WHAT IS BEING ASKED:
In the entries that follow, which lines hold the string "icon"? List them.

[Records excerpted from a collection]
'''

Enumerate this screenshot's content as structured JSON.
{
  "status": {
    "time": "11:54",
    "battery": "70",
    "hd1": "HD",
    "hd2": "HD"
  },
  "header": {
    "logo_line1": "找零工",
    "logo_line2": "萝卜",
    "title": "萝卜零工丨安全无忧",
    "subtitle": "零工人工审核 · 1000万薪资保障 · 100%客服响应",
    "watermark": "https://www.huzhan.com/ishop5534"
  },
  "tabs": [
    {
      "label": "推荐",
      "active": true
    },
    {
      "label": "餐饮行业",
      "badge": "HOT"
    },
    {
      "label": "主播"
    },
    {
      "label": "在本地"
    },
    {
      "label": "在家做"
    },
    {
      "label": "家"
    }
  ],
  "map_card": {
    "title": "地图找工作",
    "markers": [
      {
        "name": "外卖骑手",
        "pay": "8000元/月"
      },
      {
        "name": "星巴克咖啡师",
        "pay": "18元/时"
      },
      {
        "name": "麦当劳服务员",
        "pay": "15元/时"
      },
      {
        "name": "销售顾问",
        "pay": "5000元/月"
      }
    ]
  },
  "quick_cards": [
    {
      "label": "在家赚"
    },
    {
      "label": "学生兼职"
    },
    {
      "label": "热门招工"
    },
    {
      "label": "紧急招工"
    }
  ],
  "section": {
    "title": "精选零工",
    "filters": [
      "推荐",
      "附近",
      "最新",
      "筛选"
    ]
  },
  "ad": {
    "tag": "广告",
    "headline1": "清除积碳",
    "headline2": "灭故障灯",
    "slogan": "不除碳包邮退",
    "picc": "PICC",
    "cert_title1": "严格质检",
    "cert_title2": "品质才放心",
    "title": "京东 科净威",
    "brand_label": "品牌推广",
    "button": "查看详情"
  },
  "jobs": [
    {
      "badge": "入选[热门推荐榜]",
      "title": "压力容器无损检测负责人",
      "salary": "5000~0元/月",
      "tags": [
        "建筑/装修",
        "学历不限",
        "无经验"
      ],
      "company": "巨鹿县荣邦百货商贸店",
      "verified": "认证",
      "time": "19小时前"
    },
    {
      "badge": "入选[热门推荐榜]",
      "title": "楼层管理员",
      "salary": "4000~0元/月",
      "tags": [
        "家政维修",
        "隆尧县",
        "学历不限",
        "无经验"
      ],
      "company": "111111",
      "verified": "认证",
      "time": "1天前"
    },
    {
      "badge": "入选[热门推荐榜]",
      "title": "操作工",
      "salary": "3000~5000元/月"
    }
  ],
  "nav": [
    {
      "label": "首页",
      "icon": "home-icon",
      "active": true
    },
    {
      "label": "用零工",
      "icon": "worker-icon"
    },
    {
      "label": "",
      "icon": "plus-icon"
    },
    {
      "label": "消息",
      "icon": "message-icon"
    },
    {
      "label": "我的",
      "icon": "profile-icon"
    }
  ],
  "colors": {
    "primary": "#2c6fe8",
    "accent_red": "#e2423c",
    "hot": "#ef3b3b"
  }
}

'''

RESPONSE:
      "icon": "home-icon",
      "icon": "worker-icon"
      "icon": "plus-icon"
      "icon": "message-icon"
      "icon": "profile-icon"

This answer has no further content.